Two days later, Monsieur Martin phoned the gendarmerie to enquire how investigations were proceeding , and was promptly informed by the gendarme in charge of the case that he had some good news … but also some bad. He began with the good. By a remarkable coincidence he personally had found Monsieur Martin’s stolen vehicle. The previous evening, he explained, while driving home through the centre of town, he happened to bring his car to a halt behind another vehicle at a red light. Imagine his astonishment when, on closer examination, he saw that the car in front corresponded in every detail to the one Monsieur Martin had reported as having been stolen. So the policeman jumped out of his car, arrested the driver (a youth of immigrant extraction), drove him back to the police station where he was charged and placed in custody for the night. But then came the bad news. The gendarme had just received a phone call from his ‘superiors’ instructing him to drop all charges against the youth! It goes without saying that, on arriving home, the young man received a hero’s welcome from his peers.

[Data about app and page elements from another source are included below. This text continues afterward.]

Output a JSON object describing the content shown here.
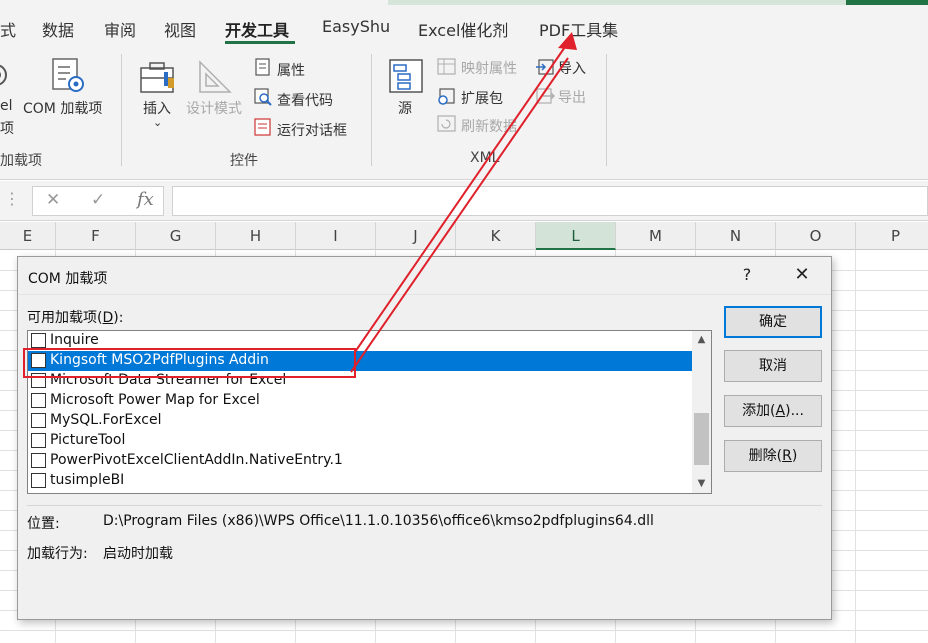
{
  "ribbon_tabs": [
    {
      "label": "式"
    },
    {
      "label": "数据"
    },
    {
      "label": "审阅"
    },
    {
      "label": "视图"
    },
    {
      "label": "开发工具"
    },
    {
      "label": "EasyShu"
    },
    {
      "label": "Excel催化剂"
    },
    {
      "label": "PDF工具集"
    }
  ],
  "ribbon": {
    "excel_addins_line1": "el",
    "excel_addins_line2": "项",
    "com_addins": "COM 加载项",
    "addins_group": "加载项",
    "insert": "插入",
    "design_mode": "设计模式",
    "properties": "属性",
    "view_code": "查看代码",
    "run_dialog": "运行对话框",
    "controls_group": "控件",
    "source": "源",
    "map_properties": "映射属性",
    "expansion_packs": "扩展包",
    "refresh_data": "刷新数据",
    "import": "导入",
    "export": "导出",
    "xml_group": "XML"
  },
  "formula_bar": {
    "cancel_icon": "✕",
    "enter_icon": "✓",
    "fx": "fx"
  },
  "columns": [
    "E",
    "F",
    "G",
    "H",
    "I",
    "J",
    "K",
    "L",
    "M",
    "N",
    "O",
    "P"
  ],
  "selected_column": "L",
  "dialog": {
    "title": "COM 加载项",
    "help": "?",
    "close": "✕",
    "available_label": "可用加载项(D):",
    "items": [
      {
        "label": "Inquire",
        "checked": false,
        "selected": false
      },
      {
        "label": "Kingsoft MSO2PdfPlugins Addin",
        "checked": false,
        "selected": true
      },
      {
        "label": "Microsoft Data Streamer for Excel",
        "checked": false,
        "selected": false
      },
      {
        "label": "Microsoft Power Map for Excel",
        "checked": false,
        "selected": false
      },
      {
        "label": "MySQL.ForExcel",
        "checked": false,
        "selected": false
      },
      {
        "label": "PictureTool",
        "checked": false,
        "selected": false
      },
      {
        "label": "PowerPivotExcelClientAddIn.NativeEntry.1",
        "checked": false,
        "selected": false
      },
      {
        "label": "tusimpleBI",
        "checked": false,
        "selected": false
      }
    ],
    "buttons": {
      "ok": "确定",
      "cancel": "取消",
      "add_prefix": "添加(",
      "add_key": "A",
      "add_suffix": ")...",
      "remove_prefix": "删除(",
      "remove_key": "R",
      "remove_suffix": ")"
    },
    "location_label": "位置:",
    "location_value": "D:\\Program Files (x86)\\WPS Office\\11.1.0.10356\\office6\\kmso2pdfplugins64.dll",
    "load_behavior_label": "加载行为:",
    "load_behavior_value": "启动时加载"
  },
  "colors": {
    "accent_green": "#217346",
    "selection_blue": "#0078d7",
    "annotation_red": "#e0202a"
  }
}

And contrary to what might be thought, it would appear that this government policy of appeasement towards certain sections of the population is barely concealed. A few weeks ago a television news report focusing on police work in the Paris banlieus showed the policemen stopping cars to check the vehicle documents of their drivers – mainly young beurs. One youth, when invited to produce his driving license, car insurance certificate and logbook cheerfully replied that this would be impossible as he was, and never had been in possession of any of these. After gratifying him with an engaging smile and a brisk salute the policeman instructed him to continue his way!